Unraveling the intricacies of brain insulin signaling: Beyond glucose control
Received: 02-Oct-2023, Manuscript No. ajdm-23-121962; Editor assigned: 04-Oct-2023, Pre QC No. ajdm-23-121962 (PQ); Reviewed: 18-Oct-2023, QC No. ajdm-23-121962; Revised: 23-Oct-2023, Manuscript No. ajdm-23-121962 (R); Published: 30-Oct-2023, DOI: 10.54931/AJDM-31.5.5.
While insulin’s role in glucose regulation is well-established, its influence extends far beyond the periphery to the intricate realm of the brain. Brain insulin signaling has emerged as a dynamic and multifaceted process with profound implications for cognitive function, mood regulation, and even neurodegenerative diseases. This article explores the complexities of brain insulin signaling, shedding light on its diverse functions and the implications for overall brain health. Traditionally perceived as primarily a peripheral hormone, insulin and its receptors are abundantly present in the brain, particularly in regions associated with learning and memory, such as the hippocampus. Unlike the peripheral insulin response to glucose, brain insulin signaling operates independently of blood glucose levels, emphasizing its distinct role in neural processes.

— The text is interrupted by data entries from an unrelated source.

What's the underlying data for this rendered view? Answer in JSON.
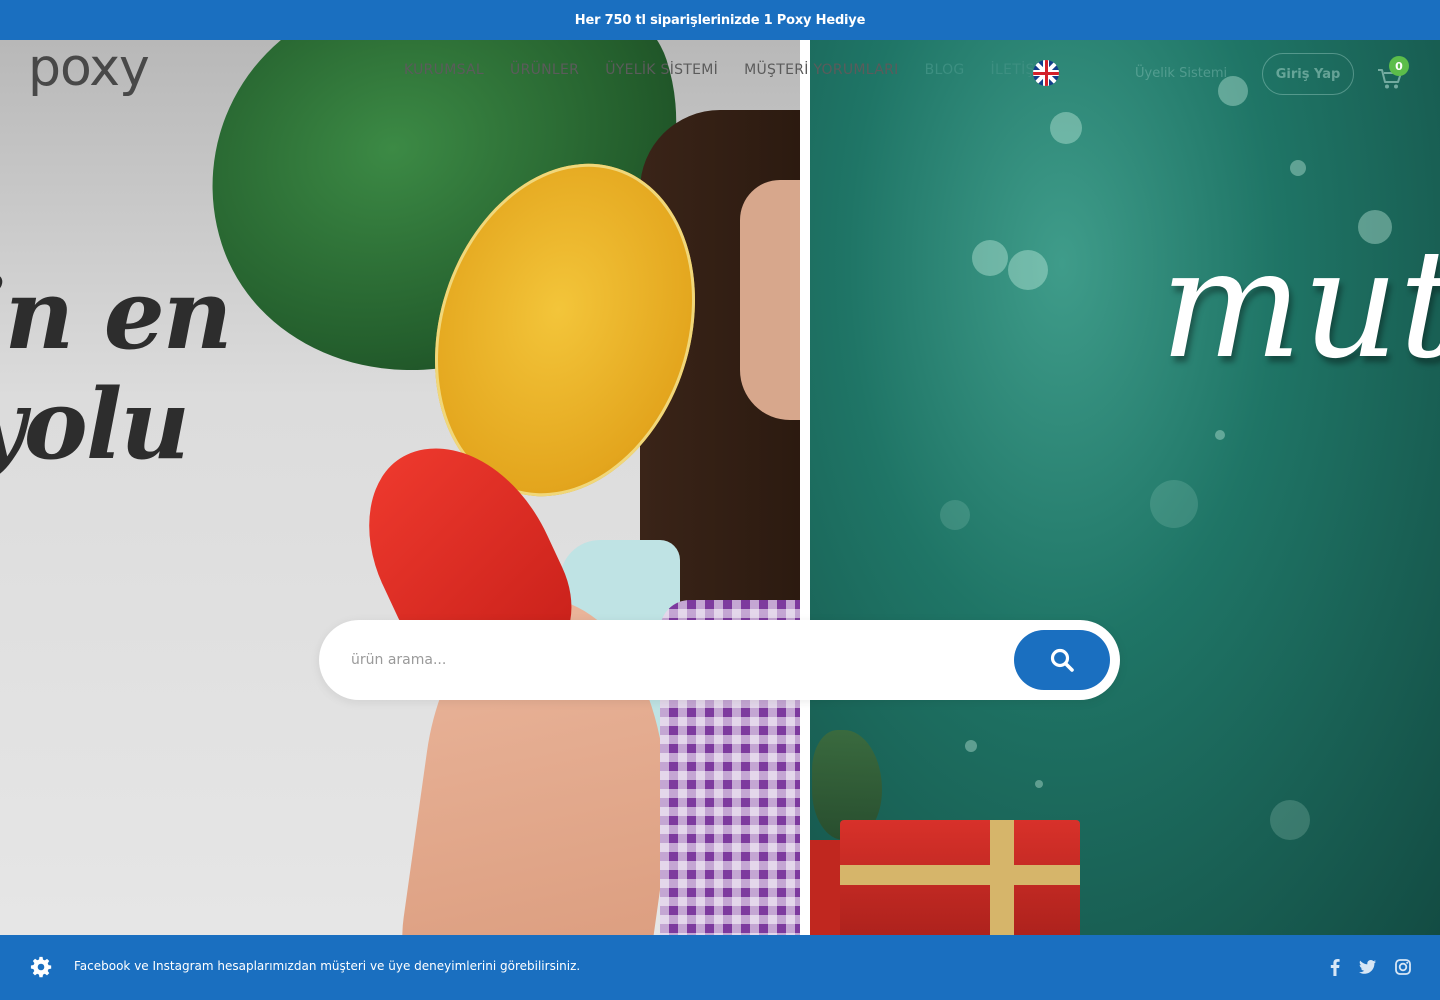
{
  "announcement": {
    "text": "Her 750 tl siparişlerinizde 1 Poxy Hediye"
  },
  "brand": {
    "logo_text": "poxy",
    "accent": "#1a6fc0",
    "badge_color": "#5cbd4a"
  },
  "nav": {
    "items": [
      {
        "label": "KURUMSAL"
      },
      {
        "label": "ÜRÜNLER"
      },
      {
        "label": "ÜYELİK SİSTEMİ"
      },
      {
        "label": "MÜŞTERİ YORUMLARI"
      },
      {
        "label": "BLOG"
      },
      {
        "label": "İLETİŞİM"
      }
    ],
    "language_icon": "uk-flag-icon",
    "member_link": "Üyelik Sistemi",
    "login_label": "Giriş Yap",
    "cart_icon": "cart-icon",
    "cart_count": "0"
  },
  "hero": {
    "left_script_line1": "in en",
    "left_script_line2": "yolu",
    "right_script": "mut"
  },
  "search": {
    "placeholder": "ürün arama...",
    "button_icon": "search-icon"
  },
  "footer_bar": {
    "settings_icon": "gear-icon",
    "text": "Facebook ve Instagram hesaplarımızdan müşteri ve üye deneyimlerini görebilirsiniz.",
    "social_icons": [
      "facebook-icon",
      "twitter-icon",
      "instagram-icon"
    ]
  }
}
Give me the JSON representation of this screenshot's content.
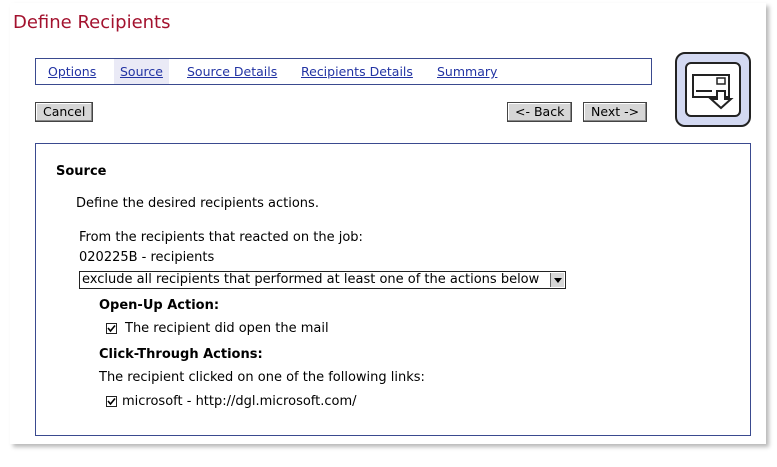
{
  "page": {
    "title": "Define Recipients"
  },
  "nav": {
    "tabs": [
      {
        "label": "Options"
      },
      {
        "label": "Source"
      },
      {
        "label": "Source Details"
      },
      {
        "label": "Recipients Details"
      },
      {
        "label": "Summary"
      }
    ],
    "active_tab": "Source"
  },
  "buttons": {
    "cancel": "Cancel",
    "back": "<- Back",
    "next": "Next ->"
  },
  "wizard_icon": "recipients-wizard-icon",
  "source": {
    "heading": "Source",
    "instructions": "Define the desired recipients actions.",
    "from_label": "From the recipients that reacted on the job:",
    "job_line": "020225B - recipients",
    "filter_select": {
      "selected": "exclude all recipients that performed at least one of the actions below"
    },
    "open_up": {
      "heading": "Open-Up Action:",
      "option": {
        "label": "The recipient did open the mail",
        "checked": true
      }
    },
    "click_through": {
      "heading": "Click-Through Actions:",
      "description": "The recipient clicked on one of the following links:",
      "links": [
        {
          "label": "microsoft - http://dgl.microsoft.com/",
          "checked": true
        }
      ]
    }
  },
  "colors": {
    "title": "#a3122e",
    "link": "#2233a3",
    "border": "#3a4a8f",
    "icon_bg": "#d3d9f2"
  }
}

Brain insulin signaling plays a pivotal role in regulating neurotransmitter release and synaptic plasticity. Studies have shown that insulin enhances the release of certain neurotransmitters, influencing synaptic strength and connectivity. This phenomenon is critical for processes like learning and memory formation. Beyond its role in glucose uptake, insulin in the brain regulates energy metabolism. It modulates the breakdown of glucose and other nutrients to provide the energy required for neuronal functions. Dysregulation in brain insulin signaling may impact energy metabolism, contributing to cognitive impairments. Insulin exhibits neuroprotective properties by preventing cell death and reducing oxidative stress. Additionally, it has anti-inflammatory effects in the brain, mitigating the impact of neuroinflammation, a common denominator in various neurological disorders.

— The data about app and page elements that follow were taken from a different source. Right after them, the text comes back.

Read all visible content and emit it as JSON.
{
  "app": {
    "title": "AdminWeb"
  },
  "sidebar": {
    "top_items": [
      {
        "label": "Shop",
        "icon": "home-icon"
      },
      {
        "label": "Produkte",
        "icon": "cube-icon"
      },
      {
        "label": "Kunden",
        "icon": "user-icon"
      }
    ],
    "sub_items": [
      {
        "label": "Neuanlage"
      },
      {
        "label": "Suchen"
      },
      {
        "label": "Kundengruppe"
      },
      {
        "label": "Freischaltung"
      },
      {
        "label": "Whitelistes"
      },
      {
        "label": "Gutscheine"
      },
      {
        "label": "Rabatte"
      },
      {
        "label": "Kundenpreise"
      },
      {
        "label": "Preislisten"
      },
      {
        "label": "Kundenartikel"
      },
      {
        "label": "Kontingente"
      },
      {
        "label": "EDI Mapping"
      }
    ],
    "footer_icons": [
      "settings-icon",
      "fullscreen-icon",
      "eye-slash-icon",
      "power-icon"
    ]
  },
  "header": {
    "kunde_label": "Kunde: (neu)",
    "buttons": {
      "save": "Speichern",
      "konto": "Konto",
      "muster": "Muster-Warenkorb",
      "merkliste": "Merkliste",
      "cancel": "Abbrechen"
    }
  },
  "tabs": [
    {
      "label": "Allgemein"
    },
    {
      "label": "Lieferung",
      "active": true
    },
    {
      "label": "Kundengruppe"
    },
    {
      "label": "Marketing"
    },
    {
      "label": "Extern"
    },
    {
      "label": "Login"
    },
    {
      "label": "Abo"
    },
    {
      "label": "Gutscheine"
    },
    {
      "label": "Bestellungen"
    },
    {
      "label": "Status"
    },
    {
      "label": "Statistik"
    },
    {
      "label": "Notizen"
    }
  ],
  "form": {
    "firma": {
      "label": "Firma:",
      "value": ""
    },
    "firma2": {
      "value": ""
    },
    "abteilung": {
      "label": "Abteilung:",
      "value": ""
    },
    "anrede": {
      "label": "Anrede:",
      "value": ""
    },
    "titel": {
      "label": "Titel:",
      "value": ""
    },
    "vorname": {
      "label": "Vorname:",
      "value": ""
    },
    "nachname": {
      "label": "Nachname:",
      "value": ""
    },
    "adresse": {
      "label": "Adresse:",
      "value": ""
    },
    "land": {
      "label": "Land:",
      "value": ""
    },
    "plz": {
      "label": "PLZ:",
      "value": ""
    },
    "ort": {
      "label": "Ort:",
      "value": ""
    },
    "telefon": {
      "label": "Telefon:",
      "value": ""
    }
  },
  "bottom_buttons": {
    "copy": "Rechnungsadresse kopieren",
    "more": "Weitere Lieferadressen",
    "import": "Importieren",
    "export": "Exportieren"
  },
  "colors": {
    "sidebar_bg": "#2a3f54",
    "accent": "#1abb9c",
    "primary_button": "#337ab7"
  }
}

The influence of insulin on mood regulation is a burgeoning area of research. Disruptions in brain insulin signaling have been associated with mood disorders such as depression and anxiety, suggesting a potential link between insulin dysregulation and mental health. Alzheimer’s disease, characterized by cognitive decline and memory loss, has shown intriguing connections to brain insulin signaling. Research indicates that insulin resistance in the brain may contribute to the development and progression of Alzheimer’s, prompting investigations into insulin-based therapeutic approaches. In Parkinson’s disease, disruptions in insulin signaling pathways have been observed. Understanding the role of insulin in the maintenance of dopaminergic neurons, which are affected in Parkinson’s, opens new avenues for targeted treatments. The exploration of insulin as a therapeutic agent for neurological disorders is gaining traction. Intranasal insulin delivery, a method that bypasses the blood-brain barrier, shows promise in enhancing cognitive function and slowing neurodegenerative processes. Lifestyle factors, including diet and physical activity, play crucial roles in modulating brain insulin sensitivity. Healthy lifestyle interventions may serve as effective strategies to support brain insulin signaling and reduce the risk of cognitive decline. Recognizing the diversity of responses to brain insulin signaling, precision medicine approaches aim to tailor interventions based on individual genetic, metabolic, and lifestyle factors. This personalized approach holds potential for optimizing therapeutic outcomes.
The expanding landscape of brain insulin signaling underscores its far-reaching influence on cognitive function, mood regulation, and neurological health. Beyond its classical role in glucose regulation, insulin in the brain orchestrates a symphony of processes crucial for maintaining neural integrity. As research continues to unveil the intricacies of brain insulin signaling, the prospect of innovative therapeutic interventions and a deeper understanding of neurological diseases beckons, offering hope for a future where the intricate dance between insulin and the brain is harnessed for enhanced cognitive well-being.